  • Adult Female Acne – Acne in most adult women differs from acne in teens in some notable ways. These differences often mean treatments need to be different. More Information
  • Back Acne (“Backne”) – On the back, acne can be especially difficult to treat. This is due to both the difficulty of reaching to apply medication here and also other factors. Pressure from chairs or clothing (especially if damp or tight-fitting) can contribute as well. Many patients will use an applicator wand to reach the back. You may find these at your pharmacy or Amazon.
  • Acne Mechanica – As with back acne, pressure against the skin (or heat/friction) may plug pores, triggering acne. Examples include backpack straps, chinstraps, etc…
  • Acne Medicamentosa – Certain medications may cause or worsen acne. These include prednisone, testosterone, some types of contraceptive hormones, and others.
  • Pomade Acne – Greasy or oily substances on the skin can also clog pores, leading to acne. The classic example is hair pomade. Many gel-like haircare products may do this. Vaseline/petroleum jelly is another possible cause.

Conditions That Mimic Acne

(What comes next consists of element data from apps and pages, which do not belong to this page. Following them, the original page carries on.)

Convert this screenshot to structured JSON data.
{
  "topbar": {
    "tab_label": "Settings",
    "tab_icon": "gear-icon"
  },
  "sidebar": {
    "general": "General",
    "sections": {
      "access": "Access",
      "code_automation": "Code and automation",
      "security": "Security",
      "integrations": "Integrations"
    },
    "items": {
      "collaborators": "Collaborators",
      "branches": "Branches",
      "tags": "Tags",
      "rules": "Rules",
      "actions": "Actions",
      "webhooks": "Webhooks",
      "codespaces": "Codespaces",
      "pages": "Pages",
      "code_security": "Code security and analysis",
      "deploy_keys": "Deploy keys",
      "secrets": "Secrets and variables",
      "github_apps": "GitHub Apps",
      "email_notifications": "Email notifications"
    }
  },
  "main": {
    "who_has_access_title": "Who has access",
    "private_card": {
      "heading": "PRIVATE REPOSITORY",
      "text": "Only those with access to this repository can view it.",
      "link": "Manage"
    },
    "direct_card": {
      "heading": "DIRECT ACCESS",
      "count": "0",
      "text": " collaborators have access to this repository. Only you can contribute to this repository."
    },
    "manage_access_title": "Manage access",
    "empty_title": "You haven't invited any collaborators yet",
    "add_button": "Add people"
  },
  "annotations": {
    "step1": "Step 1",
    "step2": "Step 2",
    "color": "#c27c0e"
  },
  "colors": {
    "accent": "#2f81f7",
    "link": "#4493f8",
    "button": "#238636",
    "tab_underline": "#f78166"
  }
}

  • Pityrosporum Folliculitis – This is an acne-like eruption on the torso. Women tend to be affected more often than men.
  • Rosacea – The papulopustular type of rosacea can look identical to acne. In fact, some patients may have it and acne simultaneously.
  • Perioral Dermatitis – This is a form of rosacea, where patients have acne-like bumps around the mouth, nose, or eyes.

Medications

Topical Antibiotics

  • Ketoconazole
  • Sodium sulfacetamide
  • Sodium sulfacetamide /sulfur
  • Plexion
  • Ovace
  • Avar
  • Clindamycin
  • Mupriocin
  • Erythromycin
  • Dapsone
  • Aczone
  • Metronidazole

Topical Retinoids

  • Adapalene
  • Adapalene /Benzoyl peroxide
  • Differin
  • Tretinoin
  • Epiduo
  • Epiduo Forte
  • Retin-A
  • Retin-A Micro
  • Tretinoin micronized
  • Tazarotene
  • Tazorac

Comedolytics

  • Benzoyl peroxide
  • Benzoyl peroxide/clindamycin
  • Onexton
  • Benzaclin
  • Duac

Oral Medications

  • Trimethoprim/sulfamethoxazole
  • Cephalexin
  • Clindamycin
  • Doxycycline
  • Erythromycin
  • Minocycline
  • Tetracyline
  • Isotretinoin
  • Claravis
  • Accutane
  • Amnesteem
  • Sotret
  • Absorbica